- Количество слайдов: 16
Enhancing Self. Management of T 2 DM with In-Home Technology Edith Burns, MD Medical College of Wisconsin Milwaukee, WI
T 2 DM 92% of all diabetes 10% of adults 20% of adults > 65 years of age High cost Treatment, management Complications
Optimum management requires patients to take volitional control of a process that is automatic in healthy individuals Self-regulation/Control processes take place in “real world” settings- day-to-day life at home, work
Common-sense Models of Illness Life experience of acute illness teaches us to use symptoms as indicators of sickness-wellness In most chronic illnesses, symptoms are unreliable as indicators of disease status Better to utilize objective measures by performing self-monitoring (e. g. , SMBG, BP)
• T 2 DM is a “chaotic” disease – Multiple factors contribute to acute fluctuations in blood glucose levels – Individual SMBG measures at any given point in time may provide ambiguous feedback • Can we teach patients to learn to use SMBG more effectively to become better self managers of a chaotic disease?
Study Design Test an automated reminder and feedback system (ASMM) Randomized, prospective, “usual care” control System provides reminders AND feedback Non-vets T 2 DM VA T 2 DM Usual Care Intervention ASMM 50 50 Total of 200 participants Four in-home visits; intervention begins at visit 2 after 3 months. Exit interview at 15 months.
Qualities Desired in the Assisted-Self. Management Monitor (ASMM) Physical Properties Home-based Small footprint Limited components Installation Ease of use Simple docking system “Hidden” technology Ability to individualize Reminders PCP & participant-determined schedule Patient “controls” the technology
Qualities Desired in the Assisted-Self. Management Monitor (ASMM), continued Feedback Timely – importance of what the results mean at the time Scheduled measures Unscheduled measures Symptoms? Relationship to management behaviors (timing) Diet Exercise Overall control Trend data Minimizes “catastrophizing” of single readings
Monitor Blood Sugar Readings: Objective Measures NO Symptoms Answer Can do what Need & want To do Ask Myself How do I feel? Dr. Says Test Shows HIGH Blood Sugar Act Plans Take meds, exercise! Okay No Symptoms I don’t know my blood sugar level – I can’t feel it If high: Take medication, exercise, etc. Should I take meds, diet to control diabetes if I feel Okay? NO It’s time to test my blood sugar Proper timing and consideration is necessary for this to work- DO THE NUMBERS MAKE SENSE? !! Monitor & Appraise blood sugar readings Act Plan Use the glucometer & computer

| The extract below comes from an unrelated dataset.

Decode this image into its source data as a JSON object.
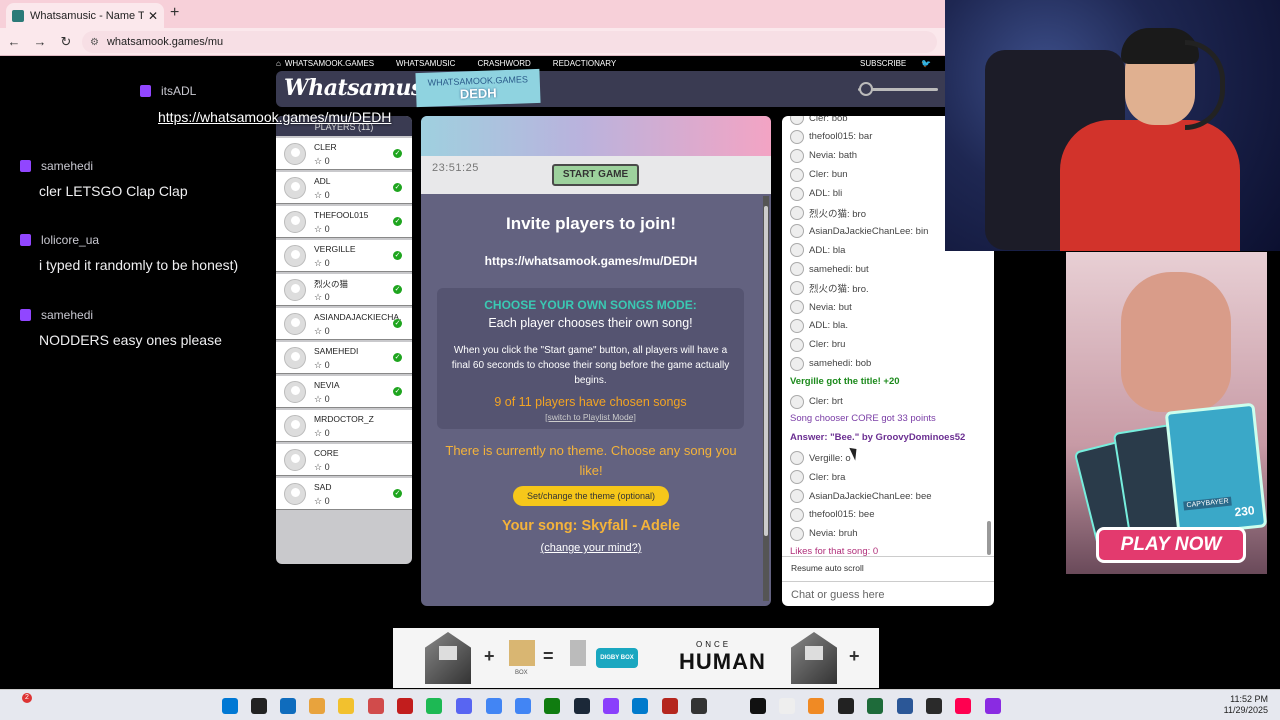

Light-blue boxes = computer logic Green boxes = patient input Individualized in logic: 1) scheduled glucose reading times, 2) goals for scheduled time for trend summary Trend summary begins after 10 readings SD based on 25 readings
Co-Investigators & Research Team Jeffrey Whittle, MD Paul Knudson, MD Sergei Tarima, Ph. D Bambi Wessel, MS Alexis Dye, MA Stephen Flax, Ph. D 1 Joan Pleuss, CDE, RD Colin Strub, BS Kristin Wiescorek, BS Howard Leventhal, Ph. D 1 Center for Health & Behavior, Rutgers University and UMDNJ, New Brunswick, NJ
SUMMARY Increasing frequency and consistency of SMBG led to improved glycemic control Higher baseline depression scores had higher baseline Hb. A 1 c and showed greater improvement over time Improvement in Hb. A 1 c was not correlated to baseline cognitive function
• Expanded study to rigorously test this system –Illness cognition, change over time –Reminder function –Expanded feedback • Trends in control • Unscheduled measures • Relating measures to diet and activity